::: Raw data :::

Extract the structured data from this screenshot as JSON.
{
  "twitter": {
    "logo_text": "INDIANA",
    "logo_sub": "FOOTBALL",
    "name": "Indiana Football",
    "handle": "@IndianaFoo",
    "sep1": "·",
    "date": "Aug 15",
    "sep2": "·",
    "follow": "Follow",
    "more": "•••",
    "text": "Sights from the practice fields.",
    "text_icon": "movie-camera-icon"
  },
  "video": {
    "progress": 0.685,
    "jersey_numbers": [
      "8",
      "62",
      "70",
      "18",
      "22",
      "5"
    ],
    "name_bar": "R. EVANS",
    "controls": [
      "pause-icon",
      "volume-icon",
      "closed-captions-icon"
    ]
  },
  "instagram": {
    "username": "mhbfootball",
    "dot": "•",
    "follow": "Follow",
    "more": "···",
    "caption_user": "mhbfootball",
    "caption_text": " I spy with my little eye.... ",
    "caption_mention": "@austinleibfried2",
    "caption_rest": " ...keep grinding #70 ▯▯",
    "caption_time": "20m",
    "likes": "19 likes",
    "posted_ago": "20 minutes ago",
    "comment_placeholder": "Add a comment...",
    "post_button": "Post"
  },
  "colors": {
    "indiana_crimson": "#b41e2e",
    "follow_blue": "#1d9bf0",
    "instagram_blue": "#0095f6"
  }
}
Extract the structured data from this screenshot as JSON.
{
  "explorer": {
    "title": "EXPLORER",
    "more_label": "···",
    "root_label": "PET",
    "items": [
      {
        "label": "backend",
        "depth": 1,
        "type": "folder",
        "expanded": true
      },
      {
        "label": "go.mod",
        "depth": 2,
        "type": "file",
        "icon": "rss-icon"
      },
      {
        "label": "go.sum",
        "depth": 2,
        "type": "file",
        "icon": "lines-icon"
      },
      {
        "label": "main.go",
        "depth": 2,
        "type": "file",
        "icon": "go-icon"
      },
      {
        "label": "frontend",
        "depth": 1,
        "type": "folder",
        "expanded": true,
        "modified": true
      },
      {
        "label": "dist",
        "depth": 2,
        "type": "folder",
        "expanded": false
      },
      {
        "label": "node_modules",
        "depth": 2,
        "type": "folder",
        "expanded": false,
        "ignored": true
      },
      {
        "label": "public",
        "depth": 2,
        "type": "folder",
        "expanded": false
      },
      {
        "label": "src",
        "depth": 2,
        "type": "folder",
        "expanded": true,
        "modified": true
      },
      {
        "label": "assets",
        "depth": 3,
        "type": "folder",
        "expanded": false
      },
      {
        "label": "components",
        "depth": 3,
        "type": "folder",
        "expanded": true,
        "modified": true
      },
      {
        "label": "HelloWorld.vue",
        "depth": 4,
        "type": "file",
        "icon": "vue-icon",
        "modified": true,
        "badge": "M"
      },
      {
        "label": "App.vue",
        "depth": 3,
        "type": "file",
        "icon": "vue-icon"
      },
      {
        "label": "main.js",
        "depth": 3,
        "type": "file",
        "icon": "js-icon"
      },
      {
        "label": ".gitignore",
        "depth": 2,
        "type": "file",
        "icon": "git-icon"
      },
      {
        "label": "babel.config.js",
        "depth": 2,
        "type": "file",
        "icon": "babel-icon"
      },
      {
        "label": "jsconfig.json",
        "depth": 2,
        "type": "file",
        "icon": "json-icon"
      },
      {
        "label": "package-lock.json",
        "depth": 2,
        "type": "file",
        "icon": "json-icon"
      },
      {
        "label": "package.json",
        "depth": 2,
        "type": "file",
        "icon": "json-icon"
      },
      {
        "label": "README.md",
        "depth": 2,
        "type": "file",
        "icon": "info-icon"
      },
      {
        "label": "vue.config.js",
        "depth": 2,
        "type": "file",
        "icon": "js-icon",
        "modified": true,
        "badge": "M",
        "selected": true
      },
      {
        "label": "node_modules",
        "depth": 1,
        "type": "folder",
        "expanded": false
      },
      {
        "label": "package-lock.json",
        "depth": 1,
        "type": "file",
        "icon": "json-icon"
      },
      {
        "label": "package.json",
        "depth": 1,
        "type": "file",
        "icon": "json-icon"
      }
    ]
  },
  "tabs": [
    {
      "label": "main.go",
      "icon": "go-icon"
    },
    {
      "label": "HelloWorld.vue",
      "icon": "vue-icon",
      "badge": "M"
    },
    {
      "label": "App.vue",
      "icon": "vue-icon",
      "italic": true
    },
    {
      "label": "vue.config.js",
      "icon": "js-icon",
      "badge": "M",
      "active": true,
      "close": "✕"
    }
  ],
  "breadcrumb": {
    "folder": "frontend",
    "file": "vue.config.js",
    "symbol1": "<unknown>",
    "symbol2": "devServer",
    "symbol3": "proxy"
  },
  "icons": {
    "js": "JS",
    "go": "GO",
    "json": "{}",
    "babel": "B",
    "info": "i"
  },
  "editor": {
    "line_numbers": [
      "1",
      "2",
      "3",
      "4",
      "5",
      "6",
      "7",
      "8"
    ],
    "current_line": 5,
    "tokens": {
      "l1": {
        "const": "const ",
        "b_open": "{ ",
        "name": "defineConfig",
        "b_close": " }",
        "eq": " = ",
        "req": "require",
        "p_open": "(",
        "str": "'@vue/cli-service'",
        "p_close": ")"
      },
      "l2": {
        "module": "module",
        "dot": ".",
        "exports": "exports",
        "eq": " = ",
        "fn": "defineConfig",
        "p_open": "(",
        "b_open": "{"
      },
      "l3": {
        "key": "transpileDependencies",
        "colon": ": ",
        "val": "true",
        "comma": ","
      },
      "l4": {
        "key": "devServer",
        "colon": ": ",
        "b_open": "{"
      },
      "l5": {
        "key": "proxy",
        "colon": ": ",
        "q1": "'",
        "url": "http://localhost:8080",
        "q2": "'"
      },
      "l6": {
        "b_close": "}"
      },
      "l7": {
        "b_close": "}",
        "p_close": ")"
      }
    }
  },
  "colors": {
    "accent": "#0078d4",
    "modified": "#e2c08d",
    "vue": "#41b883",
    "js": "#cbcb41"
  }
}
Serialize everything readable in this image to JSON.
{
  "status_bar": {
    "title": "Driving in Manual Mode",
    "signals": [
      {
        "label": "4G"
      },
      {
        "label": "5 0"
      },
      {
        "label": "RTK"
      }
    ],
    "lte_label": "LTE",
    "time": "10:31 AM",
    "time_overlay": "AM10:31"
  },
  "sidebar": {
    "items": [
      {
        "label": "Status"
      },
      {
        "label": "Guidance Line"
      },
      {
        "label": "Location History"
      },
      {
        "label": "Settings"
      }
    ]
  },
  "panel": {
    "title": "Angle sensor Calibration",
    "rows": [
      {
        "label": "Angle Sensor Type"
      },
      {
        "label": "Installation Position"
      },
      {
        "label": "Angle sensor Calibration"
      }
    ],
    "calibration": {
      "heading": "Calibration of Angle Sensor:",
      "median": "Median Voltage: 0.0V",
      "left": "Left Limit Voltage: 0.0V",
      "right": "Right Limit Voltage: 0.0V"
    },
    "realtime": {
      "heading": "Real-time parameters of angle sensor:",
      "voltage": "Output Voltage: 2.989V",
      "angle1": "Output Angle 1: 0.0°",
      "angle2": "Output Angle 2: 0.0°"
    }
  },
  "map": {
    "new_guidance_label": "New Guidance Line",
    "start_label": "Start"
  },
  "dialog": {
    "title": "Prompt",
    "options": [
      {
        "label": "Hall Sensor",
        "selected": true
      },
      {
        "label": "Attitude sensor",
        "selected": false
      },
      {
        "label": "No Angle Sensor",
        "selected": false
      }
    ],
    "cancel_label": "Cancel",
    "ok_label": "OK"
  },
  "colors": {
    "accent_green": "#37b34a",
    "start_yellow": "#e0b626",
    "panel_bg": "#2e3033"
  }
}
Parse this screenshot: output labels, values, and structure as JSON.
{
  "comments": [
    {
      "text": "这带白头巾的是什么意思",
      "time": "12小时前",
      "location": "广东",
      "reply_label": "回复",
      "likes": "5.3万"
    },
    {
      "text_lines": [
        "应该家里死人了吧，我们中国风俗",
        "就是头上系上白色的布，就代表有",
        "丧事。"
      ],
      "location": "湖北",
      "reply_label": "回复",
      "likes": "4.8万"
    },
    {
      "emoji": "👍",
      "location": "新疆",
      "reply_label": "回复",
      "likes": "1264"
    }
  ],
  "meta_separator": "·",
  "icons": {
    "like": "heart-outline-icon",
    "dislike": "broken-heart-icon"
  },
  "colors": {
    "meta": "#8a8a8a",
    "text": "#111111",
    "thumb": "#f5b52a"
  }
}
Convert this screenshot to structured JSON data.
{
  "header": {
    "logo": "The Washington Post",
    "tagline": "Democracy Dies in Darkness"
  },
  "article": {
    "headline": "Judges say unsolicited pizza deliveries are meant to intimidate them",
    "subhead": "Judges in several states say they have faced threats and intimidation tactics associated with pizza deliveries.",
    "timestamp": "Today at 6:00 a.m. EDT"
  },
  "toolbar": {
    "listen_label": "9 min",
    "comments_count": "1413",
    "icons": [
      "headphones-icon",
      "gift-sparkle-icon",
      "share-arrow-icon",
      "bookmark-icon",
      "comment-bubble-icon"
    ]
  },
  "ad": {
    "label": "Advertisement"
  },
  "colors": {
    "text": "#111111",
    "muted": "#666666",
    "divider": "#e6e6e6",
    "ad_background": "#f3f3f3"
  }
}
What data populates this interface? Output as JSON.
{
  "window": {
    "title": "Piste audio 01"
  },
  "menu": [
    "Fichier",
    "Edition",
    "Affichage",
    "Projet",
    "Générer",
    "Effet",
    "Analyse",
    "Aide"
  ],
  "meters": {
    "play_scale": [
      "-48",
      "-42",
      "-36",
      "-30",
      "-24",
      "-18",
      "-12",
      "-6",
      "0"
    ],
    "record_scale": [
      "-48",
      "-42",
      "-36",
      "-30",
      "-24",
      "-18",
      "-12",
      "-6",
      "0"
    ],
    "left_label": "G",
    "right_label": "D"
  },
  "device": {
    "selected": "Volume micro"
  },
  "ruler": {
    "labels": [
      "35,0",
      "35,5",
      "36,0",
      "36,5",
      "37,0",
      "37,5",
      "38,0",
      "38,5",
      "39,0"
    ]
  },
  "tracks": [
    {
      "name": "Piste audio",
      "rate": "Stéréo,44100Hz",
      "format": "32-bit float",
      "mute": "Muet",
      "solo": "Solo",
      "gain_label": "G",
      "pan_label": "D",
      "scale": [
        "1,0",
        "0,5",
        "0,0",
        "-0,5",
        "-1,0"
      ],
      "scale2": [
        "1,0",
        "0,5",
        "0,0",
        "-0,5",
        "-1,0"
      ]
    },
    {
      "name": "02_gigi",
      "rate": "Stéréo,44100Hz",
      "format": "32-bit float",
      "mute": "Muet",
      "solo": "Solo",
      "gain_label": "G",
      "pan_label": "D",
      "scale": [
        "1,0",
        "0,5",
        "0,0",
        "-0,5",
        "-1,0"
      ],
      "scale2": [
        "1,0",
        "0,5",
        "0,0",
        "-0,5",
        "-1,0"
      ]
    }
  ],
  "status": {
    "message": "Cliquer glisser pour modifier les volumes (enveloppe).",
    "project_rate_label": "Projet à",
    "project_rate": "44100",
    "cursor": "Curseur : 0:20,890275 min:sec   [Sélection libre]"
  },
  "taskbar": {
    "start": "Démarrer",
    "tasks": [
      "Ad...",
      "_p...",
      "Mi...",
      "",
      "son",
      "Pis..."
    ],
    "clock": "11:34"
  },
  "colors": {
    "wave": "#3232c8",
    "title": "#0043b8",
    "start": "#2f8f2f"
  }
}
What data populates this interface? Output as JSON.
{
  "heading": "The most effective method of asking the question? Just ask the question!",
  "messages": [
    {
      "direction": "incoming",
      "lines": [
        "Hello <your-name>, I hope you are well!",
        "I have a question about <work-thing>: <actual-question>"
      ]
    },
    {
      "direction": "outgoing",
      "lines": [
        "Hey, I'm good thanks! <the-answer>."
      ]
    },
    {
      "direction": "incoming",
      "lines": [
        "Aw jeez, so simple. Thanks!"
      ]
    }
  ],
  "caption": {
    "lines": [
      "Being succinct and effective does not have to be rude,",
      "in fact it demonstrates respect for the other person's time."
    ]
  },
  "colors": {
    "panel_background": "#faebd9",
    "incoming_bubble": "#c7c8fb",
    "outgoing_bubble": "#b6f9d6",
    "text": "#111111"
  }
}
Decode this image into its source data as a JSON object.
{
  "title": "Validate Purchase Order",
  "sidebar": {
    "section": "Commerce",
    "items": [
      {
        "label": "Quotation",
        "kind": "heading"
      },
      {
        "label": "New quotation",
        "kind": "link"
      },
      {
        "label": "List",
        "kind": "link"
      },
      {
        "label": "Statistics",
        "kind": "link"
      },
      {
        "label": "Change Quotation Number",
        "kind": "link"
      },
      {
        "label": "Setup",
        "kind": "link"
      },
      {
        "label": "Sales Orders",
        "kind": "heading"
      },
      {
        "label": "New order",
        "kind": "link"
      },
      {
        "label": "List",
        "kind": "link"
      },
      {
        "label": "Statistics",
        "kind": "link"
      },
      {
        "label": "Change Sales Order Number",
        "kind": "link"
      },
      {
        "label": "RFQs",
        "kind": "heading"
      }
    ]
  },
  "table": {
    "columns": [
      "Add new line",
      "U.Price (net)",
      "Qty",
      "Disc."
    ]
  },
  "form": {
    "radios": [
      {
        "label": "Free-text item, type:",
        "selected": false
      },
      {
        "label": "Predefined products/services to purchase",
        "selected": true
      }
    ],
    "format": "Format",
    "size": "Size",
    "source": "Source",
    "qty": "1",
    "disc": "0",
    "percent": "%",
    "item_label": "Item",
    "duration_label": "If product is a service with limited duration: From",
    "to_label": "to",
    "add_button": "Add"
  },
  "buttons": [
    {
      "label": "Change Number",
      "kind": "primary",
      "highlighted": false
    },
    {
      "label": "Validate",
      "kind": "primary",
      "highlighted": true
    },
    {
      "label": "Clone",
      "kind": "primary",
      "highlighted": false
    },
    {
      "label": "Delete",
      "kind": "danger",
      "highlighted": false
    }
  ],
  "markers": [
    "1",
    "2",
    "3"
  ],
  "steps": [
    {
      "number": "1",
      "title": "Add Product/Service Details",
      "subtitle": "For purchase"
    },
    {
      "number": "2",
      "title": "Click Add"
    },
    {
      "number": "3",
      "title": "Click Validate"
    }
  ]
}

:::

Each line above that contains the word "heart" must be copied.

> _Answer box_:
    "like": "heart-outline-icon",
    "dislike": "broken-heart-icon"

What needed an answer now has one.